So how does the US then stop China? By a thousand cuts. Little strokes of constant pain and stumbles imposed by proxies in regions where China seeks eminence, or in its vicinity by players who can do America’s bidding. The South China Sea is a hornet’s nest. The US would like India to join the fun there. Similarly, India is apprehensive of China’s string of pearls in the Indian Ocean that it thinks encircles their landmass. China, whose riches come from production and trade while its people realise prosperity through jobs producing tradeable surplus, holds incumbency in protecting its routes and must therefore vie for equal presence if not domination of the Indian Ocean and its choke points. This amounts to a potential confrontation. CPEC is one alternative for China against the world ganging up around the Spratlys and Malacca. India, in turn, hopes to make up for its inadequacies in the IOR using America’s props.

The reality of the nexus? India has a $30 billion plus balance of trade in its favour with the US. India does it with additional tariffs against any and all to protect its industry – one reason among a few more why Pakistan could not give India the MFN status in days when such thought was possible. Modi’s mantra is ‘Make in India’; Trumps is ‘Buy American’. The two will find it difficult to marry such ideals opposed in their intent and construct. India wants American technology; the US wants India to submit to the control regimen on it through inviolable undertakings which amount to giving up sovereign control. India will have to digest such affronts before foreign masters if it wishes to gain from Modi yatras.

The Indo-US nuclear deal was not meant only to give India accession to the NSG, but essentially to enable the NSG members to sell nuclear materials to India to create jobs in their respective countries; in the US to revive a flagging nuclear reactors industry. The liability laws and various other instruments as the CISMOA keep India from progressing beyond mere MOUs. So all isn’t as nexus-ist as we make it to be. India is a difficult partner in anything and the US, so tied by its own regulatory mechanisms, just cannot bypass anyone of those even if it be to countervail China as a strategic imperative.

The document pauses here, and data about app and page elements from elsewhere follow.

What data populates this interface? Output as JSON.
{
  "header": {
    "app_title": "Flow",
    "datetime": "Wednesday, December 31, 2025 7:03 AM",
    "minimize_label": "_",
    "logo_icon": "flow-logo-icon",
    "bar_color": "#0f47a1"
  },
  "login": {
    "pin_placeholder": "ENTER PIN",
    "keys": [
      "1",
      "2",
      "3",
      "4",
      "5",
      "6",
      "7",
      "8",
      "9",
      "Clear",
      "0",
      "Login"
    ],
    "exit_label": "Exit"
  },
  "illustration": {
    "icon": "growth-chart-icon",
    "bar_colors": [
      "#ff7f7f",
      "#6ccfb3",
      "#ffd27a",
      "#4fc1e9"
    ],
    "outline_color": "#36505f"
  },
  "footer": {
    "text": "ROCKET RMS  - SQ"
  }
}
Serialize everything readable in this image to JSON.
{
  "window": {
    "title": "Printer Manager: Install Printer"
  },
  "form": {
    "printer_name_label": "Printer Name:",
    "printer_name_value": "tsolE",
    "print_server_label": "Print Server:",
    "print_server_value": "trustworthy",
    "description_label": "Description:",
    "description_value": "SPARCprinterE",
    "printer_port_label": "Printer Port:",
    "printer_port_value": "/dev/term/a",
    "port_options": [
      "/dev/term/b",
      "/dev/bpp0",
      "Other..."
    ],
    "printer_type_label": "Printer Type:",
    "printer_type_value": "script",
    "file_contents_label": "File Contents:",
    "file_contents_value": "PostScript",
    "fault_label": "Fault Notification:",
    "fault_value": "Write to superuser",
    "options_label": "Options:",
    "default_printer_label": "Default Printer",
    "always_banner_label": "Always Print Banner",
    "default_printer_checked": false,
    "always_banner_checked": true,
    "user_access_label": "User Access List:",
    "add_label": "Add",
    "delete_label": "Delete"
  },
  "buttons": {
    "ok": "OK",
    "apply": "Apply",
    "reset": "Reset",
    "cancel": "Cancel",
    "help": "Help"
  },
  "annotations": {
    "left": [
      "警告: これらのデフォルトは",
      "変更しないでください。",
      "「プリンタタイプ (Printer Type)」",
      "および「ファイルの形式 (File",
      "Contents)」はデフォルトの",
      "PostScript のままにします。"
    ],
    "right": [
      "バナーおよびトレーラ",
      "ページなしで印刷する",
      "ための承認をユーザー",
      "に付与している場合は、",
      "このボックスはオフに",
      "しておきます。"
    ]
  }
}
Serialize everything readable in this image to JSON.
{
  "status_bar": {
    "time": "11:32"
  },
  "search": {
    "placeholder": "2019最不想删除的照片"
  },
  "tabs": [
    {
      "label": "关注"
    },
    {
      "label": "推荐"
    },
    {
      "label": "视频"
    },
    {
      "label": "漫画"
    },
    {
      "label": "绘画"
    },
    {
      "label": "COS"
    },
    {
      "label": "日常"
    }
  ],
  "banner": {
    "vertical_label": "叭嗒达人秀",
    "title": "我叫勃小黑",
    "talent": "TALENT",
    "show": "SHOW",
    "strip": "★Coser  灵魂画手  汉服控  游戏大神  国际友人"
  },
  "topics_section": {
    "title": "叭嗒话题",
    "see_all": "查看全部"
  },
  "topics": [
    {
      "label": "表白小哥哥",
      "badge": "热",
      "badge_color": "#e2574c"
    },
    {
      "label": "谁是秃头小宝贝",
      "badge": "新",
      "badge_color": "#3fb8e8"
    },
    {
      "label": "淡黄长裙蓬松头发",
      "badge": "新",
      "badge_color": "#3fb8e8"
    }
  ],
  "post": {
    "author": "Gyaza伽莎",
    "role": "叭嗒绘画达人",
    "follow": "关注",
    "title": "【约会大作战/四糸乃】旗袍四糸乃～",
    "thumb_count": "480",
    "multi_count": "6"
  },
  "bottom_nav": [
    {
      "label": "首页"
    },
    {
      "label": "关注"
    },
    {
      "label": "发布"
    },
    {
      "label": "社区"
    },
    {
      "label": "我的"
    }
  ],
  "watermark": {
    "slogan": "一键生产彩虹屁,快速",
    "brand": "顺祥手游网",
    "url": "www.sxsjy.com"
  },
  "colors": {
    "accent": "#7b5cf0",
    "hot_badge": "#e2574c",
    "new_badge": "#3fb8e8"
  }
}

The over one billion growing market of India is enough honey for one and any to salivate on. It cannot be a reflection of hatred for Pakistan. As is for China which is far ahead and far independent thus in its own projection through economic inducement. So when Modi and Trump grappled and embraced it wasn’t in hate for Pakistan but each found a complementarity to their respective motives with the other. Modi, beyond reasons of mere overawed company, happens to be in a difficult region where he needs exalted company to assert his presence. The US will only oblige by incremental baiting, and by making India sign the celibacy annulment compromise.

Modi is in a difficult place. He has the newfound Indian arrogance to carry and the reality of its inadequacies to hide. It is a tough ask. Best to lunge at the other guy saturating his responses in literal terms. You need to just look at the faces of anyone he crashes into. They really are out of sorts for a while before they know what hit them. For the moment this is mostly a bodily nexus.